In 2010, her students caught 333 individual chipmunks -- the most ever collected -- 500 times. The number of chipmunks trapped depends on a number of variables, Ben-David says. These include environmental conditions, food supply and predator abundance -- all of which affect their abundance.
The chipmunks became the focus of the study because they are small and fairly easy to handle; are resilient to trapping; and exhibit interesting behavioral patterns, such as communal hibernation.
“There are enough of them we can trap and get good data for modeling,” Ben-David explains. “But, the students also get very attached to them because they are extremely cute.”
Students even name some of the little critters.
Students in Merav Ben-David’s “Wildlife Ecology and Management” class prepare Tomahawk live traps to capture chipmunks at Happy Jack for research. (Kristina Harkins Photo)
This research allows UW undergraduates to participate at every stage of a study, says Kristin Harkins, a second-year master’s zoology student, from Duvall, Wash.

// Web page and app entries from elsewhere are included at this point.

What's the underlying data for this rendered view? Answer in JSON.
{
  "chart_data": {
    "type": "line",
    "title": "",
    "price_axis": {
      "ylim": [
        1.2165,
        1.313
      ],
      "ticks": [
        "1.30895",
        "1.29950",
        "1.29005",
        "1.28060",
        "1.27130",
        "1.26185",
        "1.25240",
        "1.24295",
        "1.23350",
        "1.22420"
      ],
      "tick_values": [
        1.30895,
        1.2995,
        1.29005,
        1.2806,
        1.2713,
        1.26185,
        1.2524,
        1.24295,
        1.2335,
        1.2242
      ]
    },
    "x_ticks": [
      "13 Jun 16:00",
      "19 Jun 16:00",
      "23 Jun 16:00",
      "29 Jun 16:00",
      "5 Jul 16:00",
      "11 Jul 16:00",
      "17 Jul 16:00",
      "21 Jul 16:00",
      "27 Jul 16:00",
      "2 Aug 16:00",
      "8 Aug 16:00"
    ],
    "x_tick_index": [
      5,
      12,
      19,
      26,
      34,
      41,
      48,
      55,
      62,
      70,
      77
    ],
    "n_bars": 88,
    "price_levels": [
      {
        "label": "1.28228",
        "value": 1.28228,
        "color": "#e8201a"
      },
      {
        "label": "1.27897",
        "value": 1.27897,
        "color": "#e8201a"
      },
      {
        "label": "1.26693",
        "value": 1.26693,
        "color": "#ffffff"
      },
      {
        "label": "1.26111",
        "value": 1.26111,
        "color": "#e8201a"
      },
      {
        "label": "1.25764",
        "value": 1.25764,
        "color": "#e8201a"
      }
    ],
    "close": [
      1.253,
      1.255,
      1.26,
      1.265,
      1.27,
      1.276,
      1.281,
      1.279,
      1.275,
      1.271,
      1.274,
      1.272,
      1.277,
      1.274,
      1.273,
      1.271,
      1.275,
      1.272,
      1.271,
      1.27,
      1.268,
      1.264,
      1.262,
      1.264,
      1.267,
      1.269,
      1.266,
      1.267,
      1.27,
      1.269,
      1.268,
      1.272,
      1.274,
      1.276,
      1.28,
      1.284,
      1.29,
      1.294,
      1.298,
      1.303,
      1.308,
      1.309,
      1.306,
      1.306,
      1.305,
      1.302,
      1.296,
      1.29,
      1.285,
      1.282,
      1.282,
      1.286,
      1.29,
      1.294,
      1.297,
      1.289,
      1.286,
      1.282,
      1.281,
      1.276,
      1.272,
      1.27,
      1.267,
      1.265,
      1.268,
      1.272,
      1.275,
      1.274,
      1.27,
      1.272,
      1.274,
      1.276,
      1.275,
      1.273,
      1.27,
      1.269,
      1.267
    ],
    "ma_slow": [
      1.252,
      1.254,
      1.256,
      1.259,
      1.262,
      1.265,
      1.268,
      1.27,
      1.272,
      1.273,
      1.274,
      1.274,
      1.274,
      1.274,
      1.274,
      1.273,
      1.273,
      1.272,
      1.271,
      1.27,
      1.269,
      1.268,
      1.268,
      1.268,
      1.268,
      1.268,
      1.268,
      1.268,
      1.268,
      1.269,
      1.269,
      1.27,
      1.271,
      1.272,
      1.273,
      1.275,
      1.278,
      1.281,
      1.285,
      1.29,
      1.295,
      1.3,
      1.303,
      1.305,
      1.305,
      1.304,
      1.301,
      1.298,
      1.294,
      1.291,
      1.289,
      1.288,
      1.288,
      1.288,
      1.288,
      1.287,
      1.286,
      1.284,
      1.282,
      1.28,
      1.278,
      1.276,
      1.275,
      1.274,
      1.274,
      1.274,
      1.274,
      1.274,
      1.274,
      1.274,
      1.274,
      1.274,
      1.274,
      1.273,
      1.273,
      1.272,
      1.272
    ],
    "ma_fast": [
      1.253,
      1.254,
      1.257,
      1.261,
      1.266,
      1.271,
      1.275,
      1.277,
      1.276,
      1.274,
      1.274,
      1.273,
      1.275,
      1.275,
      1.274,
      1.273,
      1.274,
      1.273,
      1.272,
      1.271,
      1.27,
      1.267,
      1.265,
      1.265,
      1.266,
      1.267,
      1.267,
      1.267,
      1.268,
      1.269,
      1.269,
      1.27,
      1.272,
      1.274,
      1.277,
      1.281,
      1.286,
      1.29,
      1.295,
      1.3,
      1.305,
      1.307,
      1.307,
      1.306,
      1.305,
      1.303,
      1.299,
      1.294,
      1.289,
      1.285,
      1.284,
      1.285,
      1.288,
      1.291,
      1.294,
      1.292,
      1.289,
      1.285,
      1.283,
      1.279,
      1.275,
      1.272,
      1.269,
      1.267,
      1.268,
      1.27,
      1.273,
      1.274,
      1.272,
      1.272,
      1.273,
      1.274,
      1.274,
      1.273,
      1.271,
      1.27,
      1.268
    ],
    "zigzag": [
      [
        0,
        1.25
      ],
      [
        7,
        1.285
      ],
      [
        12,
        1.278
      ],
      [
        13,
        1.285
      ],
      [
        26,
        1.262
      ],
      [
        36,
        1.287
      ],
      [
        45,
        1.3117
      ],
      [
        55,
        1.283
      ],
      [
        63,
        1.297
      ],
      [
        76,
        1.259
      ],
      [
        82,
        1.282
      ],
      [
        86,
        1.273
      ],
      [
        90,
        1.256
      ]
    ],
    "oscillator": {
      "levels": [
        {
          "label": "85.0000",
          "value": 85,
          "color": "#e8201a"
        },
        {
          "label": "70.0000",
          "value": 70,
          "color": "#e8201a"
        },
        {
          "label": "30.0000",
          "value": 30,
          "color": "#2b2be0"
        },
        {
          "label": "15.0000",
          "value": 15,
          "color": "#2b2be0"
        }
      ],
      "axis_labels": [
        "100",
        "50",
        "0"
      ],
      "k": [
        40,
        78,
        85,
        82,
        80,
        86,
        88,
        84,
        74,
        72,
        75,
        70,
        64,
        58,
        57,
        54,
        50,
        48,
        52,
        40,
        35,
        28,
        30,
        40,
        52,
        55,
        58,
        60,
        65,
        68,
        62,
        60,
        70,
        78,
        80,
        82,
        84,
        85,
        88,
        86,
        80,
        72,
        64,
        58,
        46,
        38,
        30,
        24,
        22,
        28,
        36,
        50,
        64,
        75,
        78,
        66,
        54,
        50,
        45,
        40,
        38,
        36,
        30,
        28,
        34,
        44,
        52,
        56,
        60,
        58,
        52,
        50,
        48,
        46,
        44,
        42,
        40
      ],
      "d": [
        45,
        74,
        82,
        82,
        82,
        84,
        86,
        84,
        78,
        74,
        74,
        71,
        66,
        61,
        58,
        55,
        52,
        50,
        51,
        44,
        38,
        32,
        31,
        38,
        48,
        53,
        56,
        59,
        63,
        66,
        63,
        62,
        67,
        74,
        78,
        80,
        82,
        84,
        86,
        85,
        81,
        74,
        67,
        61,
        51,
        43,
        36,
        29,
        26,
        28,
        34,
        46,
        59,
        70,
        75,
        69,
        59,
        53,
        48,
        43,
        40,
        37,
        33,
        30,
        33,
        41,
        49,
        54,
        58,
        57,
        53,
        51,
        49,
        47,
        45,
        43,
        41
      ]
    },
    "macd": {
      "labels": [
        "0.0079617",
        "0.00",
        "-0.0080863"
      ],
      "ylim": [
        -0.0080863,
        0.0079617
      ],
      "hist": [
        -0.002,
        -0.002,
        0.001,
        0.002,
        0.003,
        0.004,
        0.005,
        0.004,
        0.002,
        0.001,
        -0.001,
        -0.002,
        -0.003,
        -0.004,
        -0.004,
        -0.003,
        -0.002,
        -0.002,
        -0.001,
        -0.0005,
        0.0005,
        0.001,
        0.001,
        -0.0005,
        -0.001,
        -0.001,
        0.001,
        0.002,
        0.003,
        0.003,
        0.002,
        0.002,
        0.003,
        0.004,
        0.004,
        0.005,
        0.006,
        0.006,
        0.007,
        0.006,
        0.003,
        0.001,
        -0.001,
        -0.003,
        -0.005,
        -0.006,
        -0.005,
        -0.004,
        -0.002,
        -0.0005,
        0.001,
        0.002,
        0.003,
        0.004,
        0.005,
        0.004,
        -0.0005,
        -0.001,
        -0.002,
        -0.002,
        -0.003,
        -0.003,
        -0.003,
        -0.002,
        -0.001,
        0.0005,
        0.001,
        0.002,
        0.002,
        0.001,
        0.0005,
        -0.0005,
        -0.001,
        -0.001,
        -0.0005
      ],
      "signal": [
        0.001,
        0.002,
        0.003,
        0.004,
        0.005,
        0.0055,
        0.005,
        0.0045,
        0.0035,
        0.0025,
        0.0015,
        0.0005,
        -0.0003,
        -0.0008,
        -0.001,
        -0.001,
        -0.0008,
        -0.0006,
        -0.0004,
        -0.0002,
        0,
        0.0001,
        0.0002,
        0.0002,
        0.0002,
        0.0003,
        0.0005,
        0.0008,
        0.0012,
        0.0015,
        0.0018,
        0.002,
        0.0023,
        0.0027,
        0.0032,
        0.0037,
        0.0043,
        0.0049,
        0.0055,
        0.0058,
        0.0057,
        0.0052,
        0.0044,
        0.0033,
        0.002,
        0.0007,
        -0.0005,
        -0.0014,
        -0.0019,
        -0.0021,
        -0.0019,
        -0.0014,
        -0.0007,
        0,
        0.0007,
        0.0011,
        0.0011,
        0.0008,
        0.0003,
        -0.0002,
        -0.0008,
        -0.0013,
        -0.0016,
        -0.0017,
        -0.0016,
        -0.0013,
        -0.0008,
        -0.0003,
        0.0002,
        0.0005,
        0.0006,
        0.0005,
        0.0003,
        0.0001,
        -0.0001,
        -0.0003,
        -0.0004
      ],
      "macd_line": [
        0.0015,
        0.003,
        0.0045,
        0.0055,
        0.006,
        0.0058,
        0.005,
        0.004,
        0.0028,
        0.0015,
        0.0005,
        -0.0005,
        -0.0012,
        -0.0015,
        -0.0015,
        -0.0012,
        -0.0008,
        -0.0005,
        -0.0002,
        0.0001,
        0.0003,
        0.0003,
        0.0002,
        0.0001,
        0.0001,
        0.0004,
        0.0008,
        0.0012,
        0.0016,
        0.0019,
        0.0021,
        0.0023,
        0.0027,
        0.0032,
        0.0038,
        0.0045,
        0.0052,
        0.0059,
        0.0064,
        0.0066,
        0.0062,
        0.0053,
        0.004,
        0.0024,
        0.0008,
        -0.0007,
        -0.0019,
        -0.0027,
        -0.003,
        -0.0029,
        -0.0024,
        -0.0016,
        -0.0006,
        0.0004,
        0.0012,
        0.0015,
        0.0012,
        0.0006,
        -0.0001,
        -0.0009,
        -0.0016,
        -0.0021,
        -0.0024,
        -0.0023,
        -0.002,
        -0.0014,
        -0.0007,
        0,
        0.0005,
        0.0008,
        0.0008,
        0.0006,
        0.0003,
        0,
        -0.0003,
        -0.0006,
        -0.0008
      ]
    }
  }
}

More often than not, undergraduate students are exposed to research as technicians, either in the field or in the lab, and they are present for the data collection and, possibly, data analysis stages in a project, Harkins says. However, as part of the “Wildlife Ecology and Management” class, the students get to walk through the initial project design; set up traps and collect data in the field; analyze the data and interpret the results.
“While they don't get to design the project's methods, they develop an understanding of ‘why’ and ‘how’ we set up the design, and they can follow the project all the way through and see how each capture and value measured in the field adds up to results of the study,” Harkins says. “I can't think of any other opportunity for undergraduates to have this level of involvement within an entire research project at a classroom level.”
Instead of just listening to Ben-David talk about how to set up a trapping grid, conduct mark recapture analyses, estimate home ranges, use radio telemetry, develop a research question, collect good field data, sample vegetation, and use all of that information to answer the research question, students are actually able to participate firsthand, says Brittany Wagler, a senior from Wapiti, majoring in wildlife biology and management.
“We hear a lecture about the methods, and then apply them directly to our class project. There is no better way to learn the methods,” says Wagler, vice president of the UW student chapter of the Wildlife Society. “This is an amazing opportunity and extremely beneficial, especially for those who haven't had any field experience. Students are now able to say they have three to approximately 70 hours of trapping and telemetry experience, which is super beneficial for getting a wildlife job. This project has turned into an awesome long-term data set. Nobody else wants to study chipmunks, so it's even more valuable than the benefit to us students.”
Jace Cussins, president of the UW student chapter of the Wildlife Society, has similar sentiments.
“The chipmunk project has helped me learn valuable skills for being a wildlife manager. It is unlike any other class I have been in, because it provides multiple opportunities for on-the-ground, in-the-field research,” says Cussins, a senior from Cheyenne, who is double majoring in wildlife and fisheries biology and management, and environment and natural resources. “In addition, as a class, we were able to discuss what we wanted to investigate from the data we collected. I really look forward to analyzing the data and looking at the results.”
Over the years, this chipmunk experience has helped Ben-David’s students decide to enroll in graduate school and continue honing their research skills. And, it keeps them asking questions.
“Surprisingly, the students’ knowledge goes up, but their confidence in the knowledge goes down,” Ben-David says of the chipmunk research experience. “They read the textbook, and they think they know much. Then, when they go out into the field, they learn that ecology is not as clear-cut, and our knowledge has limits.”